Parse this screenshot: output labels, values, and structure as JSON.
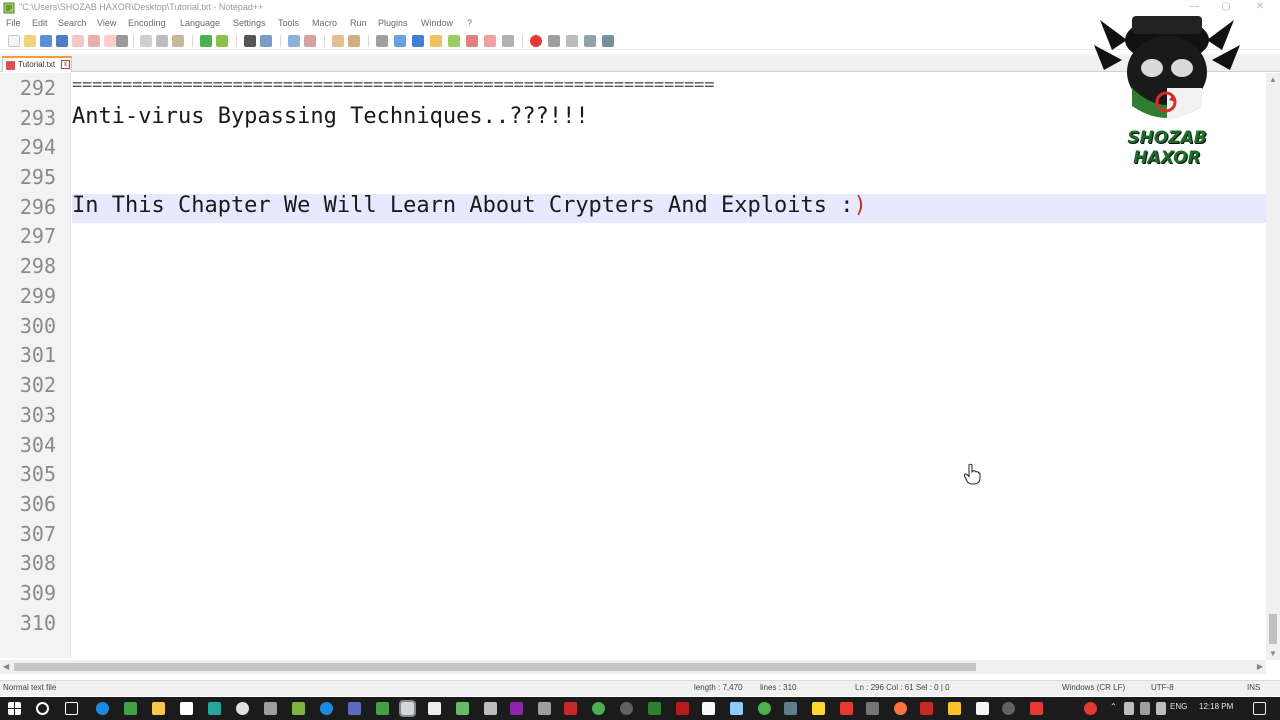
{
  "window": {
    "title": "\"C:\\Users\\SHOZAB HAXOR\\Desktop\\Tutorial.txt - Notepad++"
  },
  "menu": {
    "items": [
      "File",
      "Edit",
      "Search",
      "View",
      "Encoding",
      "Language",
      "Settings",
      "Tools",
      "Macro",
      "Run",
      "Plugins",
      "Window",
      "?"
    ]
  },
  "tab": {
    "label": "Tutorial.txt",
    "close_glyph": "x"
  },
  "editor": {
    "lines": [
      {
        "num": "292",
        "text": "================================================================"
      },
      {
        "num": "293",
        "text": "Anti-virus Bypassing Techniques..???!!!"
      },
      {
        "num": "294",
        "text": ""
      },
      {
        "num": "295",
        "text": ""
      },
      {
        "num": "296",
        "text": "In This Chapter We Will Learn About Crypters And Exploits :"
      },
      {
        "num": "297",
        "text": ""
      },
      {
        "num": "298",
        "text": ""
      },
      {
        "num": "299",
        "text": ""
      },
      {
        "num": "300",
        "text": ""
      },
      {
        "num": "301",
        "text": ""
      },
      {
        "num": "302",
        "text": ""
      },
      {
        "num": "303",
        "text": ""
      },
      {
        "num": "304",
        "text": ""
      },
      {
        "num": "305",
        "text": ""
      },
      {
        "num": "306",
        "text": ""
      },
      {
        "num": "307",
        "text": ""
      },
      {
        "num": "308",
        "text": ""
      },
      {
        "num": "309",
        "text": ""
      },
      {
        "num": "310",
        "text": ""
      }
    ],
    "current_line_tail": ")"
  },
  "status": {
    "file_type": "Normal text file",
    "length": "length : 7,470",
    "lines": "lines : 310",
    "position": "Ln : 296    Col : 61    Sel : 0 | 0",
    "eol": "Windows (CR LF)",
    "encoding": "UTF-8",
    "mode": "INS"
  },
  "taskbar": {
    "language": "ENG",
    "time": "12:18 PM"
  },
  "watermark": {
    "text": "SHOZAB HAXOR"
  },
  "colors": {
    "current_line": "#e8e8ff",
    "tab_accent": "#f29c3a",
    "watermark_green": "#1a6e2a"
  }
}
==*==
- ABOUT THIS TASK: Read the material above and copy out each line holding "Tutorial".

- EXPECTED OUTPUT:
    "title": "\"C:\\Users\\SHOZAB HAXOR\\Desktop\\Tutorial.txt - Notepad++"
    "label": "Tutorial.txt",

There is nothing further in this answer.